After six months of rehabilitation, he managed to move his hands, shoulders and arms again. However, from his chest down he remains paralyzed to this today.
Marc Brew (JP/A. Kurniawan Ulung)
Believing that he was born to dance, Brew decided to dance again with his wheelchair in 1999, entering a ballet class at Infinity Dance Theater in New York, a dance company founded by Kitty Lunn, a dancer who broke her back after slipping and falling on ice in 1987 but who resumed dancing five years later.
Most of his family members and friends did not support his decision, suggesting he do something else. However, he kept following his heart and he thanks God for having his mother’s blessing.
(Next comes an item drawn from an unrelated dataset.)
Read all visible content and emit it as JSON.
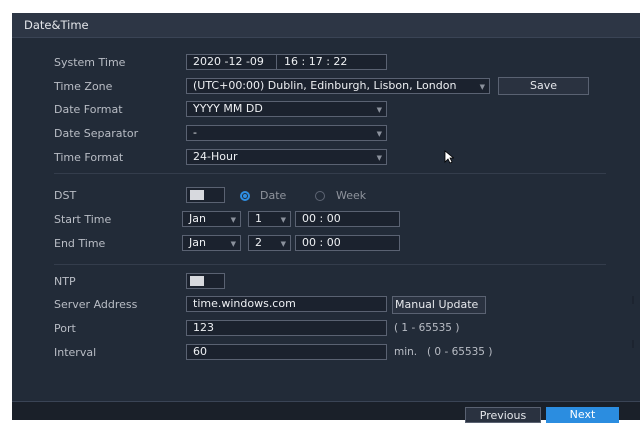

“My mother always knows that I am very determined and passionate about what I do. She sacrificed her life to come and live with me again to help me find my independence and support me to get back to the world again,” he said.
His mother, a single parent, means the world to Brew.
“She is my number one fan,” he said.
Brew started dancing in the small rural village of Jerilderie in New South Wales when he was 7. Shortly after that, he was bullied by his peers because they thought that dancing was effeminate and because he was the only boy who danced at that time.
“It was hard to be isolated. Unlike other boys, who played sports, I wanted to be more artistic and express myself through my body,” he said. “They beat me up.”
Despite having such a harsh childhood experience, Brew grew up to be a man with a big heart. After the car crash in South Africa, some of his fellow dancers avoided him, but he managed to find true friends who believed in his ability to turn the tables. They helped him get back in the studio to explore what he could choreograph with his wheelchair.
“It was quite experimental at that time,” he said.
During his years of training, he stopped looking at the mirrored walls. He learned to feel the sensation of dancing in a wheelchair rather than imagining himself as a dancer with a perfect body.
“I focus on how it feels from the inside rather than how it looks from the outside,” he said.
Brew said he had met some aspiring Indonesian children with disabilities who wanted to be dancers. He hoped that they would not easily give up on their dream.
“Now, I really enjoy teaching disabled people to show them that they also have possibilities and careers,” he said. “I do break all the boundaries and remove all the barriers.”